|1||8/30||Introduction to the class|
|2||9/4||Everyone’s an Author “Rhetorical Situations” and “Reading Rhetorically”|
|9/6||Scott McCloud Understanding Comics, chpt 1||Create WordPress site|
|9/9||Sunday sketch due –>||Sketch 1: Avatar|
Once again, welcome to the class! At the end of each week, I plan to publish a post like this one that pulls out the relevant piece from our class schedule to remind you of what’s on the immediate horizon. Usually, I’ll chat a bit further in that post about the sorts of things we’ll do with those readings in class.
When you come to class on Tuesday, you should have already read the two chapters from Everyone’s an Author linked above. Rhetorical situation is a key term for us in this class and you’ll be repeatedly putting the tools described in those two chapters to use over the entire semester, so please read them carefully. You might think about how the sort of reading and analyzing that Andrea Lunsford describes differs, if it does, from how you usually read and understand texts.
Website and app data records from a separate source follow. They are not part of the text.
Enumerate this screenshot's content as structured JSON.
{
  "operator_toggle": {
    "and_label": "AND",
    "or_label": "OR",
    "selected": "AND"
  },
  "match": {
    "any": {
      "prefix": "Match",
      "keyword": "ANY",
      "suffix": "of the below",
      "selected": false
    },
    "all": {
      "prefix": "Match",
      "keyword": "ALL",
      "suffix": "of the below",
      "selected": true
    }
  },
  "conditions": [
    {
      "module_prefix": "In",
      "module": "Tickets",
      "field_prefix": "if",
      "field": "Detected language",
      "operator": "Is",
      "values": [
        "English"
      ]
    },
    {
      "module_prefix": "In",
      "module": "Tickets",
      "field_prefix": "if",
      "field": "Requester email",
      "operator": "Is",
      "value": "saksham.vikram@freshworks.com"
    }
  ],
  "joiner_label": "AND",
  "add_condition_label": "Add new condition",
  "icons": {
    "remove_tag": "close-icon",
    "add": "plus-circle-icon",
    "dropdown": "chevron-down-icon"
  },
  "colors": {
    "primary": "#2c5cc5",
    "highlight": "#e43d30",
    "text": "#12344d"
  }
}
We’ll continue to get situated for the work ahead of us as we discuss this reading on Tuesday.
On Thursday, we’ll discuss Scott McCloud’s very fine introduction to comics and begin to develop our vocabulary for carrying out the sorts of visual rhetorical analyses that we’ll be doing this semester. By the time you come to class on Thursday you should have not only read that chapter but have created a WordPress site that you will be using to publish all of your work for this class — you don’t need to have done anything elaborate with the site yet, but get it created and provide the URL for your site in a comment you leave on the welcome post on this site. (Your first comment might not be visible immediately because the first time you leave a comment it goes to moderation, but once I approve it, then it will publish.)
Your first Sunday Sketch assignment is due on Sunday, so by the end of Sunday night, you should have published a post on your new WordPress site with a square image that includes your name, which will be your avatar for the rest of the semester. You can hand draw that image or you can create something with a photo editor.
How will we be incorporating Maus and the other graphic novels into our posts?
There will be specific assignments, some low stakes, where I’ll ask you to analyze or react to the texts you read. You’ll also have a few larger projects that will include writing about specific texts.
Will learning through comics help our ability to write formal essays?
That’s a really good question, and one that we’ll certainly explore over the course of the semester. I don’t want to write a long essay in response, but suffice to say that I believe that there are lots of ways in which it will and I’m interested in hearing from you as we go how the sorts of writing and discussion we have in this class affects the way you think about writing more generally.